Pay for your own butler!

Pay for your own butler!

After a huge peak in 2020, online retail’s share of total retail sales seems to have stagnated at around 13-15% in the major European countries and the USA. It is a similar picture for online groceries, with an even slightly lower share and little to no growth.

Many of the online grocery services that saw the light of day in recent years are struggling. Instant delivery companies have all but disappeared now that the last man standing, Getir, is experiencing financial woes. The mega deal between British grocery delivery company Ocado and US-based Kroger to build dozens of distribution centres based on Ocado’s innovative technology has run aground now that Kroger has paused the rollout.

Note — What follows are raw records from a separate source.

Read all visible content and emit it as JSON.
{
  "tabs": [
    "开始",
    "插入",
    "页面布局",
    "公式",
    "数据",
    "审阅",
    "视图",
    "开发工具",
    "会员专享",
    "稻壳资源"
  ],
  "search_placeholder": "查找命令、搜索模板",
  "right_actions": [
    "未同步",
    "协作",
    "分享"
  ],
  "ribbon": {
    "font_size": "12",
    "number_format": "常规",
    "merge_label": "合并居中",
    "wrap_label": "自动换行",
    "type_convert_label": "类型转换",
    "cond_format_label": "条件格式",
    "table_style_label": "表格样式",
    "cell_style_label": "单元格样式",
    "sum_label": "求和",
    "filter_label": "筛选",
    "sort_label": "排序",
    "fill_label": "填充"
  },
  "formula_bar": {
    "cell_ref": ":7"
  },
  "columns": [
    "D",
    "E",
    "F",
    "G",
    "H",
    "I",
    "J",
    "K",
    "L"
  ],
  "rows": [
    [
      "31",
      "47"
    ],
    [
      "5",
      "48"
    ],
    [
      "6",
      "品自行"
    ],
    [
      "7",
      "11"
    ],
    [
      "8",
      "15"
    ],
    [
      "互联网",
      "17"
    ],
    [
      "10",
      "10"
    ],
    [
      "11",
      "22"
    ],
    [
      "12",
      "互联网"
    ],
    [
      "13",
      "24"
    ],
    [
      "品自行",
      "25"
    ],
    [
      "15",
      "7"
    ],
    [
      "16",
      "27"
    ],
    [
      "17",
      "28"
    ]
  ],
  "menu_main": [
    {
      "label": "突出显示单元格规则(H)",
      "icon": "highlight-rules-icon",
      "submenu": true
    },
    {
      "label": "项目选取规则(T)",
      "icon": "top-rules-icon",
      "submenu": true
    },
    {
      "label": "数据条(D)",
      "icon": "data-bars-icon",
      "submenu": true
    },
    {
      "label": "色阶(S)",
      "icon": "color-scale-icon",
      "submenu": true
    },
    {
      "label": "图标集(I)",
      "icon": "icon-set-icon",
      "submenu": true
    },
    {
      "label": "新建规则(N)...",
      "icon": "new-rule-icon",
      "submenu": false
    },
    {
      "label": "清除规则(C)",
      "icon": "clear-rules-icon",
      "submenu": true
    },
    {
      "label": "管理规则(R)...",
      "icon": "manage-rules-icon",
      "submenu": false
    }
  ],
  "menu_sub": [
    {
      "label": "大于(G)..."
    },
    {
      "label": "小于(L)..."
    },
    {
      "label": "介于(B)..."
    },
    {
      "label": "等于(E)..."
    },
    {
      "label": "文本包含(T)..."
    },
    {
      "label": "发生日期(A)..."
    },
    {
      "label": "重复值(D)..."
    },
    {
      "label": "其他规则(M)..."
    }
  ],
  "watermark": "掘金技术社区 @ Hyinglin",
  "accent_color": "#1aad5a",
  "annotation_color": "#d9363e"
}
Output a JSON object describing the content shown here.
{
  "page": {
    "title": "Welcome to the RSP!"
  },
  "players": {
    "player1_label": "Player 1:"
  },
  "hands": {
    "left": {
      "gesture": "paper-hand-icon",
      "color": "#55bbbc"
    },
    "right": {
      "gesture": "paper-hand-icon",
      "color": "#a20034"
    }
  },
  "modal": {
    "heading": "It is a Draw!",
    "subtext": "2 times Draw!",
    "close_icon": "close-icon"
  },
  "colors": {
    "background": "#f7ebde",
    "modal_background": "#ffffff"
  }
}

I think that all supermarket chains are quietly hoping that the ceiling has been reached for grocery deliveries as well, because home delivery services are considerable eating into their margins.

Upper limit market share for home delivery

Together with my colleague Niels Agatz from Erasmus University, I have modelled whether the market share for home delivery has an upper limit. The economies of scale for deliveries are very limited because vans are restricted by their volume and are already deployed extremely efficiently. The only way to make a few small gains is with very different delivery models, such as a very short time per stop (delivery to the front door instead of into the kitchen) and offering customers less flexibility in choosing time slots. For a lot of countries this means it is difficult to reduce delivery costs to below – say – €7 to €10 per order.

And let’s not forget the €7 to €10 it costs to pick the order. The only solution to this is automation, but the costs of that are steadfastly underestimated. Combined with the delivery costs, the total is around €15 to €20 per order. Needless to say, that can be substantially lower in countries with a low (or no) minimum wage, so such services can flourish in China or Brazil. However, only a very small number of people are willing to pay €20 per delivery (or to place a minimum order of €150 to €200).

True costs passed on to customers

Another colleague of mine, Santiago Gallino from Wharton, recently shared with me a study showing that home-delivering groceries sharply increases – and in some cases doubles – the amount of labour per product for the retailer. In view of the fundamental labour shortages, he predicted that the underlying costs will increase even further, and the true costs will inevitably be passed on to customers eventually. That seems only fair from the point of view of those customers who are still going to stores to buy their groceries, and who are currently in effect indirectly paying for the ‘butler service’ for home-delivery customers.

Jan Fransoo is Professor Operations and Logistics Management at the Tilburg School of Economics and Management